If you’re struggling a bit for some timeline events, consider your planned story. Are there events in the story that would benefit from some related preceeding events? Are there characters that should have been involved in key prior events? Are there institutions (governments, companies, churches, etc.) that may have interesting histories? After considering those factors, if you are still looking for ideas, pick up a history book. Randomly pick a page (or more if needed) and consider transplanting that event to your world. Maybe you flip to a page about the Martin Luther’s 95 theses. In some cases you may want to lift this story nearly exactly to your setting. However, that may be jarring to some who are expecting a fictional world. Therefore you may want to change it so the Luther character is the new leader of the church who nails his theses to the door and takes the main church in a new direction, but a smaller, traditional branch breaks away.

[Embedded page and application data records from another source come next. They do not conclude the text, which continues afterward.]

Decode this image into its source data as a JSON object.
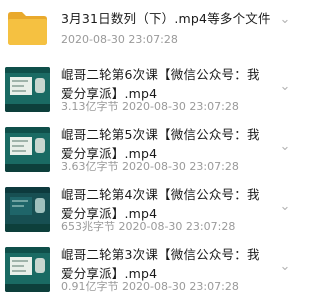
{
  "items": [
    {
      "kind": "folder",
      "title": "3月31日数列（下）.mp4等多个文件",
      "meta": "2020-08-30 23:07:28",
      "icon": "folder-icon"
    },
    {
      "kind": "video",
      "title": "崐哥二轮第6次课【微信公众号：我爱分享派】.mp4",
      "meta": "3.13亿字节 2020-08-30 23:07:28",
      "icon": "video-thumbnail"
    },
    {
      "kind": "video",
      "title": "崐哥二轮第5次课【微信公众号：我爱分享派】.mp4",
      "meta": "3.63亿字节 2020-08-30 23:07:28",
      "icon": "video-thumbnail"
    },
    {
      "kind": "video",
      "title": "崐哥二轮第4次课【微信公众号：我爱分享派】.mp4",
      "meta": "653兆字节 2020-08-30 23:07:28",
      "icon": "video-thumbnail"
    },
    {
      "kind": "video",
      "title": "崐哥二轮第3次课【微信公众号：我爱分享派】.mp4",
      "meta": "0.91亿字节 2020-08-30 23:07:28",
      "icon": "video-thumbnail"
    }
  ],
  "more_icon": "chevron-down-icon",
  "colors": {
    "folder": "#f5c141",
    "folder_dark": "#e9a92c",
    "thumb": "#1a6a63"
  }
}
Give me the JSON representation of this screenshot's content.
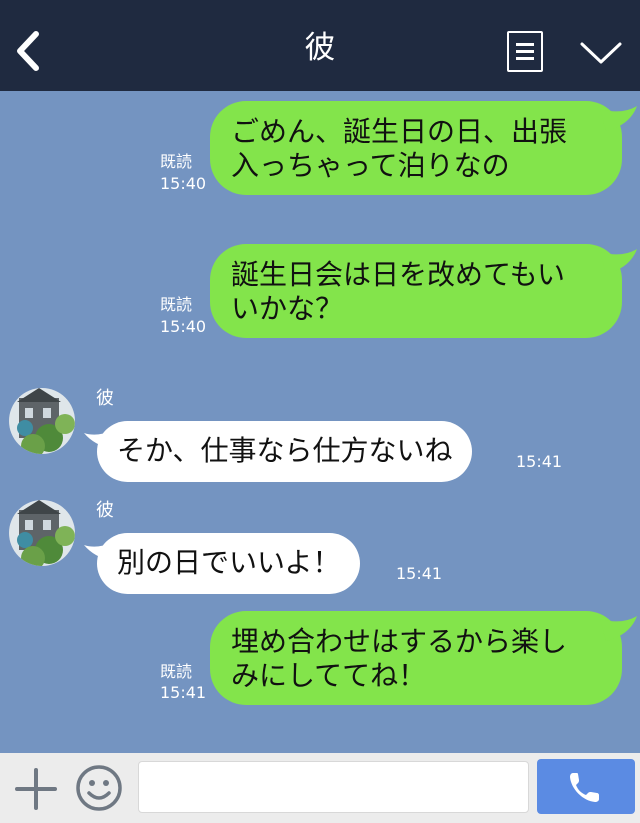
{
  "header": {
    "title": "彼",
    "back_icon": "back-arrow-icon",
    "menu_icon": "menu-icon",
    "collapse_icon": "chevron-down-icon",
    "background": "#1f2a40"
  },
  "chat": {
    "background": "#7494c1",
    "outgoing_bubble_color": "#83e44b",
    "incoming_bubble_color": "#ffffff",
    "messages": [
      {
        "direction": "out",
        "text_lines": [
          "ごめん、誕生日の日、出張",
          "入っちゃって泊りなの"
        ],
        "read": "既読",
        "time": "15:40"
      },
      {
        "direction": "out",
        "text_lines": [
          "誕生日会は日を改めてもい",
          "いかな？"
        ],
        "read": "既読",
        "time": "15:40"
      },
      {
        "direction": "in",
        "sender": "彼",
        "text": "そか、仕事なら仕方ないね",
        "time": "15:41"
      },
      {
        "direction": "in",
        "sender": "彼",
        "text": "別の日でいいよ！",
        "time": "15:41"
      },
      {
        "direction": "out",
        "text_lines": [
          "埋め合わせはするから楽し",
          "みにしててね！"
        ],
        "read": "既読",
        "time": "15:41"
      }
    ]
  },
  "footer": {
    "plus_icon": "plus-icon",
    "emoji_icon": "smiley-icon",
    "input_value": "",
    "input_placeholder": "",
    "call_icon": "phone-icon",
    "call_button_color": "#5b8be3"
  }
}
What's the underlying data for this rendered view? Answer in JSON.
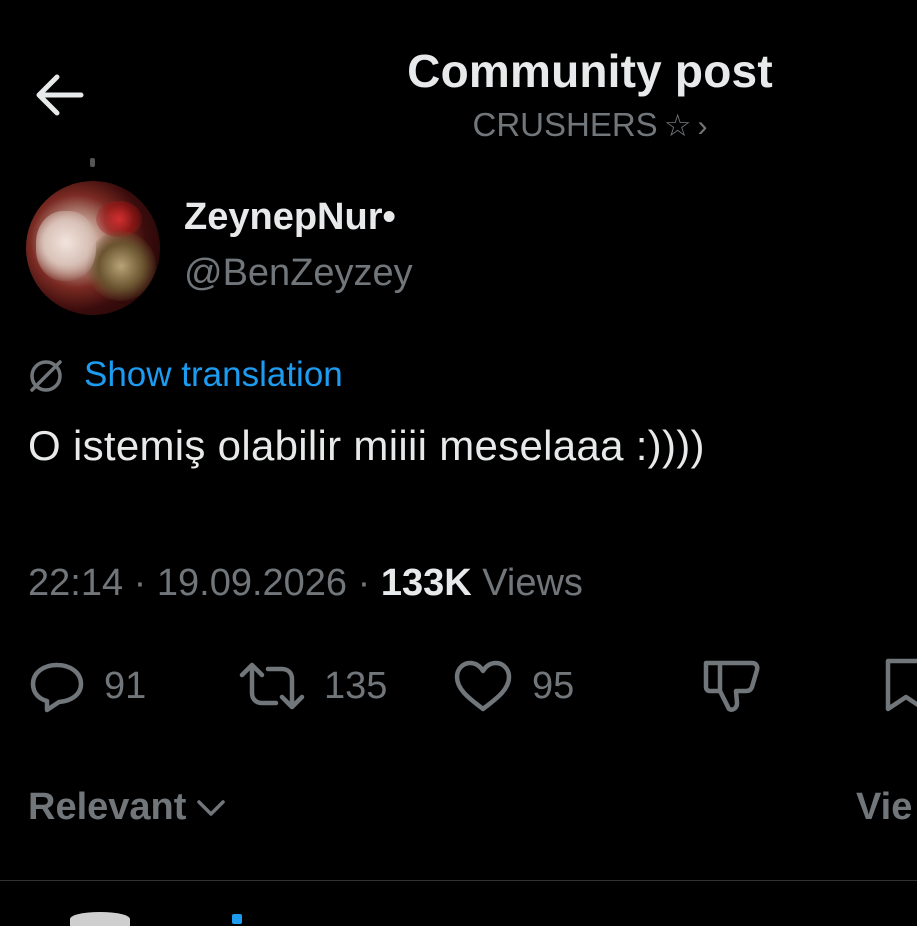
{
  "header": {
    "title": "Community post",
    "community": "CRUSHERS",
    "community_star": "☆",
    "community_chevron": "›"
  },
  "author": {
    "display_name": "ZeynepNur•",
    "handle": "@BenZeyzey"
  },
  "translation": {
    "link_label": "Show translation"
  },
  "post": {
    "text": "O istemiş olabilir miiii meselaaa :))))"
  },
  "meta": {
    "time": "22:14",
    "separator": "·",
    "date": "19.09.2026",
    "views_count": "133K",
    "views_label": "Views"
  },
  "actions": {
    "replies": "91",
    "reposts": "135",
    "likes": "95"
  },
  "sort": {
    "label": "Relevant",
    "view_label": "Vie"
  },
  "colors": {
    "background": "#000000",
    "primary_text": "#e7e9ea",
    "secondary_text": "#71767b",
    "link": "#1d9bf0",
    "divider": "#2f3336"
  },
  "icons": [
    "back-arrow-icon",
    "star-icon",
    "chevron-right-icon",
    "translate-globe-icon",
    "reply-icon",
    "repost-icon",
    "like-icon",
    "dislike-icon",
    "bookmark-icon",
    "chevron-down-icon"
  ]
}
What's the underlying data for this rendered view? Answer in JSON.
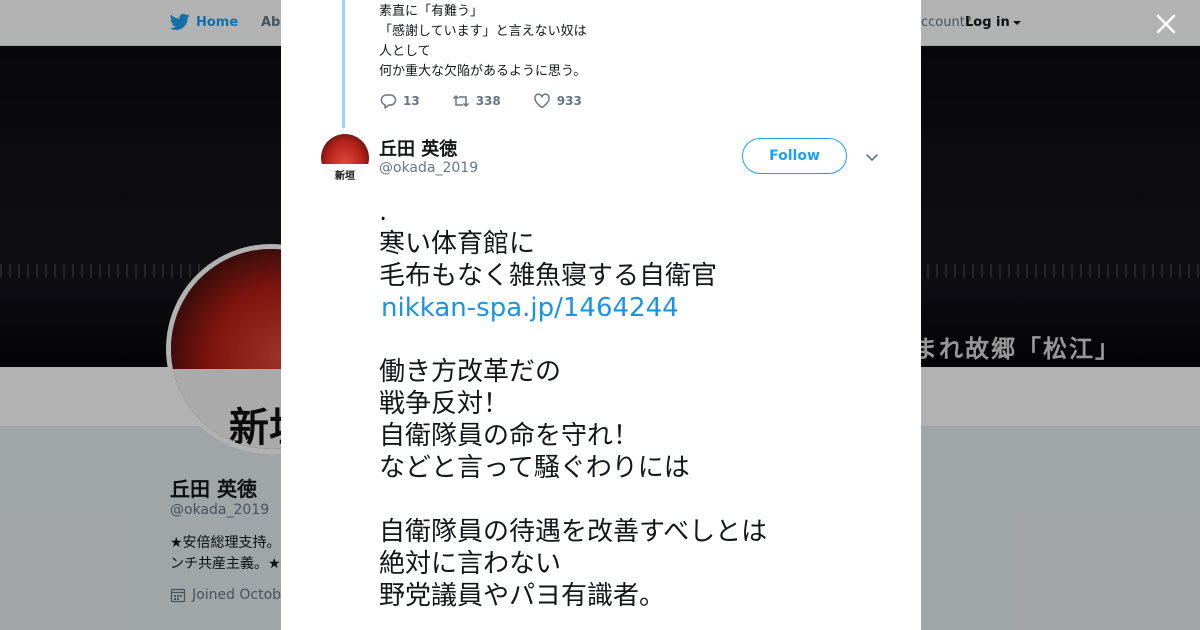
{
  "topbar": {
    "home_label": "Home",
    "about_label": "Abo",
    "account_prompt": "ccount?",
    "login_label": "Log in"
  },
  "banner": {
    "caption": "まれ故郷「松江」"
  },
  "profile": {
    "avatar_text": "新垣",
    "name": "丘田 英徳",
    "handle": "@okada_2019",
    "bio": "★安倍総理支持。\nンチ共産主義。★",
    "joined": "Joined Octobe"
  },
  "parent_tweet": {
    "text": "素直に「有難う」\n「感謝しています」と言えない奴は\n人として\n何か重大な欠陥があるように思う。",
    "replies": "13",
    "retweets": "338",
    "likes": "933"
  },
  "tweet": {
    "avatar_text": "新垣",
    "author_name": "丘田 英徳",
    "author_handle": "@okada_2019",
    "follow_label": "Follow",
    "lines": [
      ".",
      "寒い体育館に",
      "毛布もなく雑魚寝する自衛官",
      "",
      "",
      "働き方改革だの",
      "戦争反対！",
      "自衛隊員の命を守れ！",
      "などと言って騒ぐわりには",
      "",
      "自衛隊員の待遇を改善すべしとは",
      "絶対に言わない",
      "野党議員やパヨ有識者。"
    ],
    "link": "nikkan-spa.jp/1464244"
  },
  "colors": {
    "brand_blue": "#1da1f2",
    "link_blue": "#1b95e0",
    "text_primary": "#14171a",
    "text_secondary": "#657786",
    "conversation_line": "#9bd4f7"
  }
}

If Worldbuilding Began with Another Aspect of the World
If you’re not starting with a timeline, you can consider what you’ve already written about your world. Even if you started with the timeline aspect of your world, you can always come back to the timeline as the world is fleshed out.
Consider the aspects of your world which have already been developed. For example if you’ve already created a pantheon or two, what stories behind the gods imply events on your timeline? Was there a major holy war 500 years ago? Has one of the gods been banished recently?
To help you brainstorm (using either approach), below are a few lists of events that would typically be remembered based on each time period. If you like random charts, you can easily put a numbers in front of each item. Also note that it is occasionally possible to have an event from one time period occur in another time period. For example, maybe your story takes place just a few years after a major cataclysm.
Ancient Times (mostly 500 or more years ago, although rarely these events an even can be more recent)
- Rise of an empire
- Fall of an empire
- Rise of a new god/birth of new religion
- Fall of a god/end of a religion
- Legendary hero/quest
- Exodus/persecution of a population
- Cataclysm (major flood, large asteroid, man-made, etc.)
- Great wonder built (Pyramid, Colossus, etc.)
- Major discovery of a technical/divine/arcane nature
- Epic war
- Major discovery of a new territory, such as a continent or planet
Historical Times (mostly 20-100 years ago, although a few events may be up to 500 years ago or more recent than 20 years ago)
- Major war between large countries/empires/religions
- Rise/expansion of a kingdom
- Fall/decline of a kingdom
- State of decadence
- Exploration/discovery of a new land
- New technical/divine/arcane discovery
- Split of a religion
Recent Events (mostly within 20 years)
- Feud/Succession dispute
- Military campaign against a neighboring state
- Internal military strife (civil war)
- Raids/monster incursion
- Natural disaster
- Death of a noble
- Founding of a secret society
Text Copyright 2009, Inkwell Ideas Inc.
- World Builder’s Guidebook by Richard Baker, TSR 1996.